As a result, the number of new medications approved by the FDA has remained stagnant at about 31 per year over the past 10 years. The majority of these medications are similar to already existing ones, and many target diseases for which there are large markets — like hypertension and high cholesterol — and therefore, a return on investment.

Enter SPARK, a non-profit program created in partnership between Stanford University and volunteers from the biotechnology, pharmaceutical, and investment industries, which helps academic researchers bring their discoveries to patients. Since its founding, SPARK has given special consideration to projects typically neglected by pharmaceutical companies, including rare diseases and diseases affecting children.

Purzner put her neurosurgery practice on pause to study medulloblastoma, a type of childhood brain cancer. Compared to diseases like hypertension and high cholesterol, which affect millions of Americans, medulloblastoma is rare, affecting only 250 to 500 children every year.

PHOTO: A variety of pills and capsules is pictured in this undated stock image.STOCK PHOTO/Getty Images
A variety of pills and capsules is pictured in this undated stock image.

“There’s something especially poignant about seeing children —beautiful, wonderful, innocent things — and seeing the impact of the therapies we are giving them. The medications, the radiation therapies impact their cognition, their quality of life and their ability to function as independent adults in the future,” Purzner said in an interview with ABC News.

Purzner had a clear goal: to find a targeted therapy that could shut down the basic biochemical pathway responsible for the development of this cancer, and she did. She tested the potential drug in mice with good results, and she just received FDA approval to test it in clinical trials, which she will do through the Pediatric Brain Tumor Consortium. She did it all in five years and for a price tag of $500,000.

“To get from my initial findings in the lab to the point where the Pediatric Brain Tumor Consortium picked it up for clinical trials would have never happened without the help of SPARK… they gave me a clear pathway and made me believe it was possible,” said Purzner.
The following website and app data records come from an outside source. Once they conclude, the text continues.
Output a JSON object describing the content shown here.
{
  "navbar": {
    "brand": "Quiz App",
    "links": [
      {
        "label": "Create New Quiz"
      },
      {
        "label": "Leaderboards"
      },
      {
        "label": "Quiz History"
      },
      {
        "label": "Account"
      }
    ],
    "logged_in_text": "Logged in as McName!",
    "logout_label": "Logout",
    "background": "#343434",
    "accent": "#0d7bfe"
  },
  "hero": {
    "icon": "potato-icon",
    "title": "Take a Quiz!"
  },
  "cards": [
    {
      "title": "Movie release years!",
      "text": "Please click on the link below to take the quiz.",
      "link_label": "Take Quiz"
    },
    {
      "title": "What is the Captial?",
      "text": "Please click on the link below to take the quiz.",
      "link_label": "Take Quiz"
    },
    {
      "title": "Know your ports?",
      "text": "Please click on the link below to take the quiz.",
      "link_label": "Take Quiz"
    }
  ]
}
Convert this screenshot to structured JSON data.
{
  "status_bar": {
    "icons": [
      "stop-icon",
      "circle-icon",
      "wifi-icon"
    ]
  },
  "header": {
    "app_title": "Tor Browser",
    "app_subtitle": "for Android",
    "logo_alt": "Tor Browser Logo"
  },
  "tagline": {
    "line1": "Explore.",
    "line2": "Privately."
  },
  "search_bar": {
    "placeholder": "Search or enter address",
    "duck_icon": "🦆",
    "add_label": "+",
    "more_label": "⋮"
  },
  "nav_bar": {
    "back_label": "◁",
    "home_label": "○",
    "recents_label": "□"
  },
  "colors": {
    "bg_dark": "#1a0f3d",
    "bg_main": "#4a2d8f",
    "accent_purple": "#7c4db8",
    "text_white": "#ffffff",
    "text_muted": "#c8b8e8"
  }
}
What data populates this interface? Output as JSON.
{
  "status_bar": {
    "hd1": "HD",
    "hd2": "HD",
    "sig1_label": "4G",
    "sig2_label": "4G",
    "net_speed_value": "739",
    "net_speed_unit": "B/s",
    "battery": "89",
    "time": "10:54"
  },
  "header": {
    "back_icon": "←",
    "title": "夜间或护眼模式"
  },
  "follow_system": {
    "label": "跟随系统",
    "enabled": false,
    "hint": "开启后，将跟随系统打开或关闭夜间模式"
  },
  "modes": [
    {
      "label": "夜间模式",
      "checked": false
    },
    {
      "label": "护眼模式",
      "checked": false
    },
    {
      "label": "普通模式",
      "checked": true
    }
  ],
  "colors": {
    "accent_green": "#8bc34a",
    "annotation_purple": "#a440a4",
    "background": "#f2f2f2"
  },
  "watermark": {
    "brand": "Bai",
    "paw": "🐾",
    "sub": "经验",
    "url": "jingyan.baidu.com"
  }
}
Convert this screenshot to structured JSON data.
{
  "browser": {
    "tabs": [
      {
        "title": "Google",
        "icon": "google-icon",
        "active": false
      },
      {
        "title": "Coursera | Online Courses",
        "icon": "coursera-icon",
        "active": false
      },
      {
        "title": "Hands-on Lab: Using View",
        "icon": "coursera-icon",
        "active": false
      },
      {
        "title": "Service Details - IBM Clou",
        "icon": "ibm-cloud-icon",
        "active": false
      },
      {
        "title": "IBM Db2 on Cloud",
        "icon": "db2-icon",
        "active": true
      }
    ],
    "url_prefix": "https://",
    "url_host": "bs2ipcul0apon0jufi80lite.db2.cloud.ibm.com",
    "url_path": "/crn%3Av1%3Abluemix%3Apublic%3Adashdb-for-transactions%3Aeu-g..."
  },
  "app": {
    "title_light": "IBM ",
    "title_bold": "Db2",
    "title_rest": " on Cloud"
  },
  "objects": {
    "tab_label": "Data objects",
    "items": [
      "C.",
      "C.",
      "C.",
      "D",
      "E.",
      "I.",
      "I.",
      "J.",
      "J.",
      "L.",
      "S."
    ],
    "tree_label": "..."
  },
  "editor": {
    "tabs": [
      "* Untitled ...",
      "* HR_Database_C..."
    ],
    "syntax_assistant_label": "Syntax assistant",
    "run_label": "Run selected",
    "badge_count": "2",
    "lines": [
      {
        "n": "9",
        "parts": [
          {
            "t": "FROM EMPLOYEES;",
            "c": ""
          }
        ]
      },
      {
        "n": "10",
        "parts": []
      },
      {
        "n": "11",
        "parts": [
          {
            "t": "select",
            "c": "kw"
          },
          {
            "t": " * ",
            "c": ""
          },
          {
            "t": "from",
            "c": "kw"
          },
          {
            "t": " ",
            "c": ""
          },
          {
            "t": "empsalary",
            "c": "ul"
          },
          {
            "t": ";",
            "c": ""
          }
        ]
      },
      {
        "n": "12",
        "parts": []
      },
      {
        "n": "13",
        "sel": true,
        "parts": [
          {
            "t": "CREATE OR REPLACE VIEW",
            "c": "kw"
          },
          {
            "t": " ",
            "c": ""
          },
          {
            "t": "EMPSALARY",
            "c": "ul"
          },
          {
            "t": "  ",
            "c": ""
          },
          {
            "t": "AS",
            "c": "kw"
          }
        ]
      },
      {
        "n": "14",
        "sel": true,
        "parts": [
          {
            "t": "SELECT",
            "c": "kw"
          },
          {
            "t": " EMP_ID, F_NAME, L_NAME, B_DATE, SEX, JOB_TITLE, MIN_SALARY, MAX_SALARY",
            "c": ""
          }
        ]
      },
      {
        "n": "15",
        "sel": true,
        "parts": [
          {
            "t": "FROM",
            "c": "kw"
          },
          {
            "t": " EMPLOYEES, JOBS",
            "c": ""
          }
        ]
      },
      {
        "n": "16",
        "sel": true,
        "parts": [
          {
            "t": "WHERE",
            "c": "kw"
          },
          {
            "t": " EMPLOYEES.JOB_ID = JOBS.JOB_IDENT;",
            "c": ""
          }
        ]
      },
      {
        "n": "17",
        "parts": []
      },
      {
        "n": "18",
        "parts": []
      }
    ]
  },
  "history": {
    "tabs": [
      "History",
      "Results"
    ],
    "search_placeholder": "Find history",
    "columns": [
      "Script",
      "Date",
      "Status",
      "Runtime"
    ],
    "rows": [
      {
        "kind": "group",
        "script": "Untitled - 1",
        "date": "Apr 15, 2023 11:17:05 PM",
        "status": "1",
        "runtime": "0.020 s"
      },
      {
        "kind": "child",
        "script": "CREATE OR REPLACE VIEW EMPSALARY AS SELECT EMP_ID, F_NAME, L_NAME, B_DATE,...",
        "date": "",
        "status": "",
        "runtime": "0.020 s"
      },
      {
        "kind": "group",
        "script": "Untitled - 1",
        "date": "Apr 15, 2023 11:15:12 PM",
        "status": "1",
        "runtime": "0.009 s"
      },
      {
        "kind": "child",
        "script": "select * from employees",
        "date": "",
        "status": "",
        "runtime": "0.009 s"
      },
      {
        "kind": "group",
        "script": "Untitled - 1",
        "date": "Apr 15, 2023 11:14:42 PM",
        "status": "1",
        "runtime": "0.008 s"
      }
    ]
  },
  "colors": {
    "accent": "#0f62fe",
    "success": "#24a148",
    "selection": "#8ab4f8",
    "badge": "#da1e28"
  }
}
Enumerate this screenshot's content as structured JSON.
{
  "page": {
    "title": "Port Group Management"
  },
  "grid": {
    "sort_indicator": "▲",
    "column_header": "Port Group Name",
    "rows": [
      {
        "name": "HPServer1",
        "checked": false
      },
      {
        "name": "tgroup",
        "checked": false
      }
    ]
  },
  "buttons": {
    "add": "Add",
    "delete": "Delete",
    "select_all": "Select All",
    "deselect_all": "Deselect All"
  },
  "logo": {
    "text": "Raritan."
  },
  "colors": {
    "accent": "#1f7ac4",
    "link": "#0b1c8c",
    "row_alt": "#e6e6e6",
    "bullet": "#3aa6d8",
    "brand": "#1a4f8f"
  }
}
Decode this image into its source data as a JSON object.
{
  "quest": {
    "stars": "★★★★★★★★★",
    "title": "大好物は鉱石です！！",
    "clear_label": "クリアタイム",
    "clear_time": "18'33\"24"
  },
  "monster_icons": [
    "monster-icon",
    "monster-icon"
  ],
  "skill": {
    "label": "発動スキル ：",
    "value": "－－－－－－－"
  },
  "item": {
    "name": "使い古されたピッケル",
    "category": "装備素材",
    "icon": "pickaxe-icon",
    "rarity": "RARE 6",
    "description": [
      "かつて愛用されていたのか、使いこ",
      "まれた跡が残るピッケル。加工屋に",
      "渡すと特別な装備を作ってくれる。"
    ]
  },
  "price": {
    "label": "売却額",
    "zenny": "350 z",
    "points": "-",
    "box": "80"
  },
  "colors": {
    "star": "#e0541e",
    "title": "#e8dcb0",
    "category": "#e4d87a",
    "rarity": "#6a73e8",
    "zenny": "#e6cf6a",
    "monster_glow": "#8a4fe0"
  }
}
Every year, SPARK provides 10 teams with funding and expert mentorship to promote efficient and cost-effective drug development.

“This is a case of scientific altruism, scientific advisors who donate their time… these individuals are just remarkably generous,” said Dr. Kevin Grimes, professor of chemical and systems biology at Stanford University, practicing physician, and co-director of SPARK.

For SPARK’s founder, Dr. Daria Mochly-Rosen, a professor in chemical and systems biology at Stanford, the organization’s mission is personal.

“SPARK has been the better part of my life,” Mochly-Rosen told ABC news.

PHOTO: A variety of pills and capsules is seen in this undated stock photo.STOCK PHOTO/Getty Images
A variety of pills and capsules is seen in this undated stock photo.

And like Purzner’s story, there are many. Sixty percent of SPARK projects have entered clinical trials or have been licensed to companies.

“SPARK addresses a black hole that neither NIH or biopharma can fill,” Dr. Roham Zamanian, associate professor of medicine and director of the Adult Pulmonary Hypertension Program at Stanford University, told ABC News. It allows researchers to move forward drugs that would otherwise have no path, addressing the high cost of drug development and bringing precision medicine to patients, explained Zamanian.

Zamanian’s own drug for the treatment of a rare lung disease, known as pulmonary hypertension, will be tested in a global clinical trial this year.

SPARK’s model has been replicated at 12 academic institutions around the world.

“It might be one way to have an impact on the health care cost crisis," Zamanian said, "while bringing precision and personalized medicine that maximizes benefits and decreases toxicity for patients."

Dr. Edith Bracho-Sanchez is a board-certified pediatrician, a Stanford Global Health and Journalism fellow and a member of the ABC News Medical Unit.

Comments